national authorities ordered the Bolivian Armed Forces to secure Viru Viru.

Falsely claiming the
involvement of Venezuelan military personal in the securing of Viru Viru,
Costas then led an opposition demonstration of up to 20,000 people in
"retaking" the airport on October 19, demanding that taxes collected at the
airport should go into the coffers of the local government of Santa Cruz.

In response to Costas,
who in a challenge the Armed Forces and the national government, said, "the
only commander of this town…is me," the Bolivian Armed Forces indicated that
they have "sufficient capacity" to "guarantee the stability of the legally
constituted government" of President Evo Morales.

Perpetuating the false
claims of Venezuelan military involvement, opposition governors from Santa Cruz, Tarija, Beni, Pando, and Cochabamba launched a media campaign
demanding the withdrawal of "foreign military forces that are intervening in
the internal affairs of the country."

However, Bolivian
Defense Minister, Walker San Miguel said on Bolivian TV channel Cadena A on
Tuesday that there are no foreign troops in the country and that the opposition
claims were a political posture.

"There are no foreign
military troops. We see not only a confusion in the terminology that they use,
but clearly political and media aims," San Miguel told ABI.

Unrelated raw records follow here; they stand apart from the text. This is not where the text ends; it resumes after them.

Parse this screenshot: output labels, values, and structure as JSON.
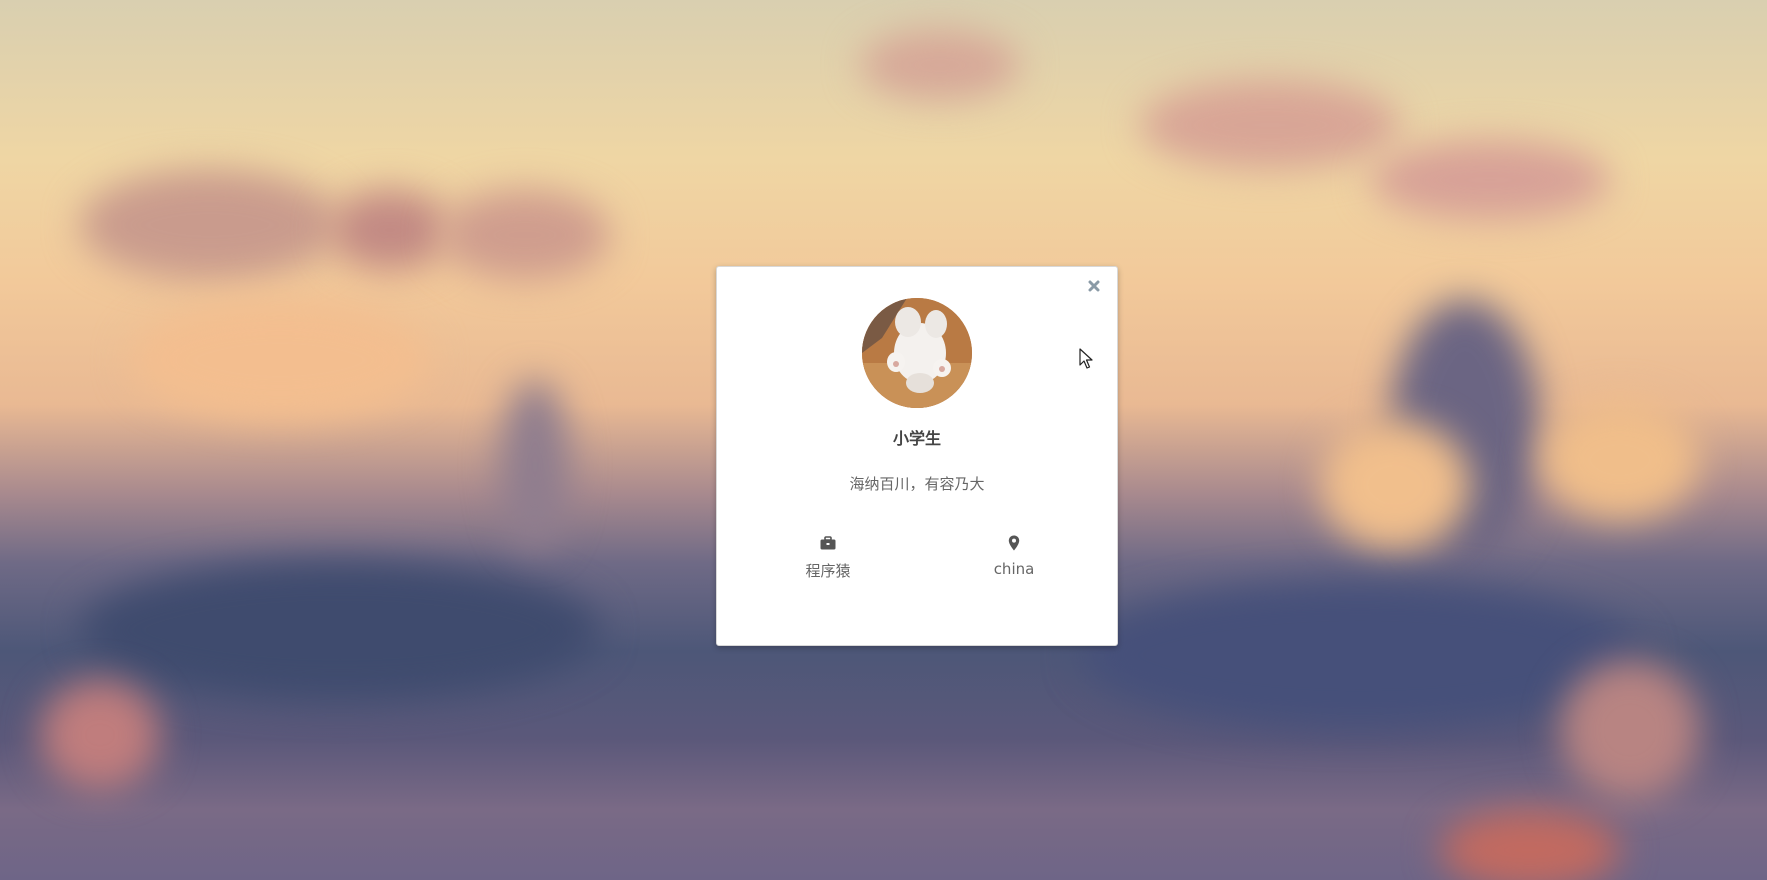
{
  "profile": {
    "name": "小学生",
    "motto": "海纳百川，有容乃大",
    "job": "程序猿",
    "location": "china"
  },
  "icons": {
    "close": "close-icon",
    "job": "briefcase-icon",
    "location": "map-marker-icon"
  },
  "colors": {
    "card_bg": "#ffffff",
    "text_primary": "#444444",
    "text_secondary": "#666666",
    "icon": "#555555",
    "close_icon": "#8a9aa6"
  }
}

San Miguel affirmed that
around 100 military and civilian personnel from Brazil, Argentina, and
Venezuela arrived in the country to provide humanitarian support during the
floods in Beni and Santa Cruz in January, and said that today only three
Venezuelan officials remain and are working with machinery donated by Venezuela
on the construction of a retaining wall to prevent further inundations in the
city of Trinidad.

"The prefect of Beni, Ernesto Suárez… knows that thanks to the
Venezuelan helicopters we saved many lives," San Miguel added.

Despite the good
relations between Venezuela
and Bolivia San Miguel asked Chavez to "tone down" his statements on Bolivia,
which are "sometimes very controversial."

In addition to
humanitarian aid provided during the floods in Beni,
the Venezuelan government provides funding for health clinics, radio stations,
helicopters, and literacy programs. Additionally, approximately 2,000 Cuban
doctors and paramedics work in various medical programs to provide free
healthcare, such as eye surgery and programs to build new hospitals.

While Bolivia's elite US-backed opposition, centered
in the resource-rich eastern states of Santa Cruz,
Tarija, Beni, and Pando, see Venezuelan and Cuban support to Latin America's
poorest nation as "interference," many from Bolivia's poor and indigenous
majority take a different view.

Leonilda Zurita, a
cocolera leader from the Chapare region near Cochabamba
said the health and literacy programs were extremely significant for Bolivia's indigenous
majority who had previously been excluded.

Similarly, Domitila
Barrios de Chungara, a famous activist from the 1970s in Bolivia's notoriously
exploitative tin mines, told in Cochabamba on Sunday, "I
was very emotional when I heard President Chavez's comments, [in support of
Morales] because Bolivia has been struggling [against US imperialism] alone for
so long."

"Now I know now that Bolivia
is not alone."